Running. It used to be an obscure idea to me, an action I would only consider if something big and hairy were chasing me. Wait, who am I kidding? I wouldn’t have run. I would have been the quintessential dumb blonde who backs herself into a corner and gets ripped to shreds while screaming at decibels only dogs can hear. At least that girl always has good hair. Big hairy thing–1, screaming girl who wouldn’t run–0.
So I started running. Not to say that my fear of horror movie monsters was the only catalyst; I also have an unhealthy and overdeveloped competitive streak. I kept hearing people talking about the Color Run–that 5K where you get blinded by tinted powder every kilometer. It’s a no-pressure race that’s meant to be fun. What better race to inaugurate me into the world of running. I also had a friend who had run it in 39 minutes, so my goal became to finish it in 38 minutes.
I got myself started on the treadmill with one of those training programs where you walk, then run for a short period of time, then walk again. I have never watched a clock more intensely than when I would run those couple of minutes, all the while thinking how impressive it was that I hadn’t taken a breath in a full two minutes. I could only focus on one thing at a time, so at first I focused on my legs and breathing was left by the wayside (I figured: I breath everyday, but my legs haven’t run since cooties were a health concern). Surely breathing was overrated anyway.
It wasn’t long until I got off the treadmill and started running outside. This is where I was introduced to the runner’s arch enemy–the dog on a 40 foot retractable leash. The 40 foot dog leash–for people who want to take their dog for a walk, but don’t want to be seen with it. The only thing worse than the 40 foot leash is the unleashed dog. I encountered more than my fair share of unleashed dogs when I began running outside. I would be running along at my happy pace and a dog would appear. Fortunately, I’m known for my catlike reflexes and I would jump over the dog. Unfortunately, jumping always seemed to trigger my swear reflex and I would string together obscene words and phrases that I’m still not entirely sure even made sense. I got into so many altercations while running that I contemplated running in a disguise. I thought a nice Amish beard would do the trick; no one would ever suspect the Amish to be swearing like a truck driver.
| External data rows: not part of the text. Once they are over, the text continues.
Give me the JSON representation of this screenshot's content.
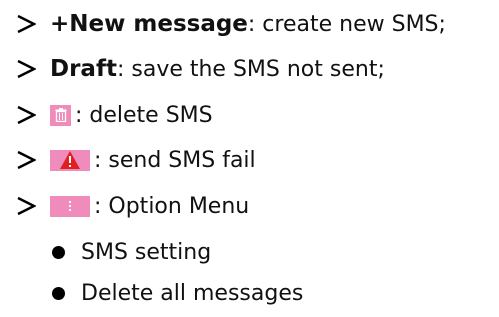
{
  "items": [
    {
      "label": "+New message",
      "desc": ": create new SMS;"
    },
    {
      "label": "Draft",
      "desc": ": save the SMS not sent;"
    },
    {
      "icon": "trash-icon",
      "desc": ": delete SMS"
    },
    {
      "icon": "warning-icon",
      "desc": ": send SMS fail"
    },
    {
      "icon": "more-vertical-icon",
      "desc": ": Option Menu"
    }
  ],
  "sub_items": [
    {
      "label": "SMS setting"
    },
    {
      "label": "Delete all messages"
    }
  ],
  "colors": {
    "icon_bg": "#f08cbc",
    "warning_red": "#e02020",
    "text": "#111111"
  }
}
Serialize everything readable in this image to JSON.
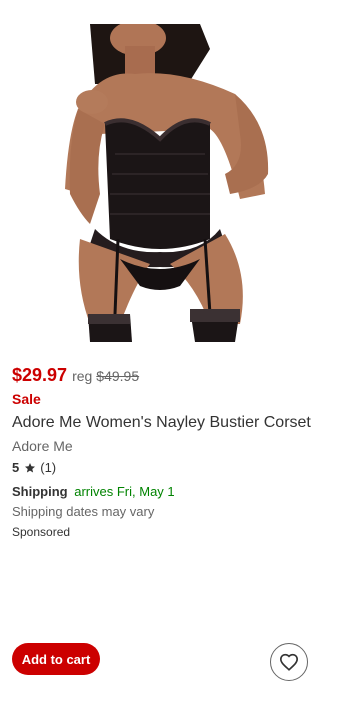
{
  "product": {
    "image_alt": "Adore Me Women's Nayley Bustier Corset",
    "price_current": "$29.97",
    "price_reg_label": "reg",
    "price_reg": "$49.95",
    "sale_label": "Sale",
    "title": "Adore Me Women's Nayley Bustier Corset",
    "brand": "Adore Me",
    "rating": {
      "score": "5",
      "count": "(1)",
      "icon": "star-icon"
    },
    "shipping": {
      "label": "Shipping",
      "arrival": "arrives Fri, May 1",
      "note": "Shipping dates may vary"
    },
    "sponsored_label": "Sponsored"
  },
  "actions": {
    "add_to_cart_label": "Add to cart",
    "favorite_icon": "heart-icon"
  },
  "colors": {
    "price_red": "#cc0000",
    "shipping_green": "#008300",
    "button_red": "#cc0000"
  }
}
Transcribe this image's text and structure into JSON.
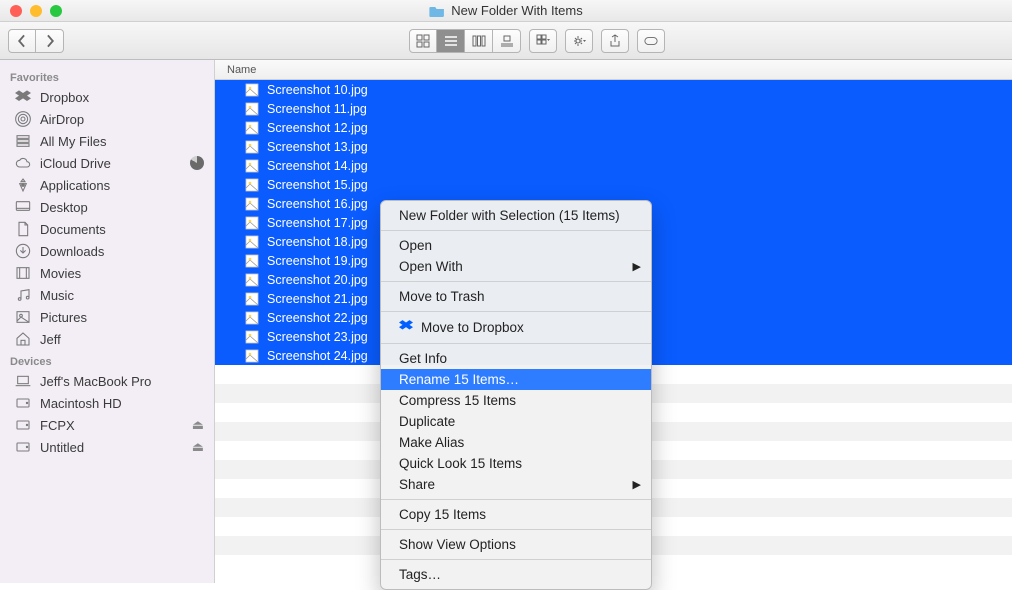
{
  "window": {
    "title": "New Folder With Items"
  },
  "toolbar": {
    "back": "‹",
    "forward": "›",
    "viewmodes": [
      "icon",
      "list",
      "column",
      "coverflow"
    ],
    "active_view": "list"
  },
  "sidebar": {
    "sections": [
      {
        "heading": "Favorites",
        "items": [
          {
            "icon": "dropbox",
            "label": "Dropbox"
          },
          {
            "icon": "airdrop",
            "label": "AirDrop"
          },
          {
            "icon": "allfiles",
            "label": "All My Files"
          },
          {
            "icon": "icloud",
            "label": "iCloud Drive",
            "badge": "pie"
          },
          {
            "icon": "apps",
            "label": "Applications"
          },
          {
            "icon": "desktop",
            "label": "Desktop"
          },
          {
            "icon": "documents",
            "label": "Documents"
          },
          {
            "icon": "downloads",
            "label": "Downloads"
          },
          {
            "icon": "movies",
            "label": "Movies"
          },
          {
            "icon": "music",
            "label": "Music"
          },
          {
            "icon": "pictures",
            "label": "Pictures"
          },
          {
            "icon": "home",
            "label": "Jeff"
          }
        ]
      },
      {
        "heading": "Devices",
        "items": [
          {
            "icon": "laptop",
            "label": "Jeff's MacBook Pro"
          },
          {
            "icon": "hdd",
            "label": "Macintosh HD"
          },
          {
            "icon": "hdd",
            "label": "FCPX",
            "eject": true
          },
          {
            "icon": "hdd",
            "label": "Untitled",
            "eject": true
          }
        ]
      }
    ]
  },
  "filelist": {
    "column": "Name",
    "files": [
      "Screenshot 10.jpg",
      "Screenshot 11.jpg",
      "Screenshot 12.jpg",
      "Screenshot 13.jpg",
      "Screenshot 14.jpg",
      "Screenshot 15.jpg",
      "Screenshot 16.jpg",
      "Screenshot 17.jpg",
      "Screenshot 18.jpg",
      "Screenshot 19.jpg",
      "Screenshot 20.jpg",
      "Screenshot 21.jpg",
      "Screenshot 22.jpg",
      "Screenshot 23.jpg",
      "Screenshot 24.jpg"
    ],
    "emptyrows": 11
  },
  "contextmenu": {
    "highlighted": "Rename 15 Items…",
    "groups": [
      [
        "New Folder with Selection (15 Items)"
      ],
      [
        "Open",
        {
          "label": "Open With",
          "submenu": true
        }
      ],
      [
        "Move to Trash"
      ],
      [
        {
          "label": "Move to Dropbox",
          "icon": "dropbox"
        }
      ],
      [
        "Get Info",
        "Rename 15 Items…",
        "Compress 15 Items",
        "Duplicate",
        "Make Alias",
        "Quick Look 15 Items",
        {
          "label": "Share",
          "submenu": true
        }
      ],
      [
        "Copy 15 Items"
      ],
      [
        "Show View Options"
      ],
      [
        "Tags…"
      ]
    ]
  }
}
Soon I discovered where I could run dog-free. And slowly, I built up my endurance and my confidence and I was running at longer intervals. I decided to put my legs to the test and run some hills. I used to see people running uphill as I drove by and the anguished looks on their faces would scare me and make me wonder if I should stop and ask if they needed medical assistance. Now I know it’s not a look of anguish, it’s a look of power and strength because you pushed yourself way beyond what you thought you could do.
I got so into my training that I was ready for my first 5K long before the Color Run so I entered a Mother’s Day 5K. My first race. I had no idea what to expect. I was completely amazed by what I saw: thousands of people of all different abilities warming up and cheering for each other. I was pumped. The race started and I felt strong; I ran my fastest mile ever then paid for it in my second mile. I wanted to give up but then I saw a little girl holding a sign that said, “Go Mommy Go!” She wasn’t my little girl, but she was cheering for everyone who ran by. That was just the push I needed. I was re-energized and I had the finish line in sight. I caught a glimpse of a woman trying to pass me as we rounded the corner. That’s when my competitive nature took hold and I thought, “You better either fly by me or you’re going to have to earn it, because I’m not just handing it to you.” I kept running faster so she couldn’t pass. I finished before her and beat my goal time of 38 minutes with a time of 37:55. Upon reflection, I suppose the Usain Bolt pose I struck at the finish line was a bit gratuitous.
I used to hesitate to call myself a runner; I didn’t think I was good enough. But running has changed me. I’ve grown in my endurance and as a person; it’s not about how fast I go. For me, running is about that moment when neither of my feet are touching the ground; in that split second I’m flying, I’m free, and I am a runner.
Even now, when I’m running I’ll come to a hill looming in front of me that seems to say, “No, you can’t.” That’s when I adjust my hat, turn up my music and tell that hill, “Yes, I can.” And I’ve discovered that’s the key to life: find a new hill to conquer everyday.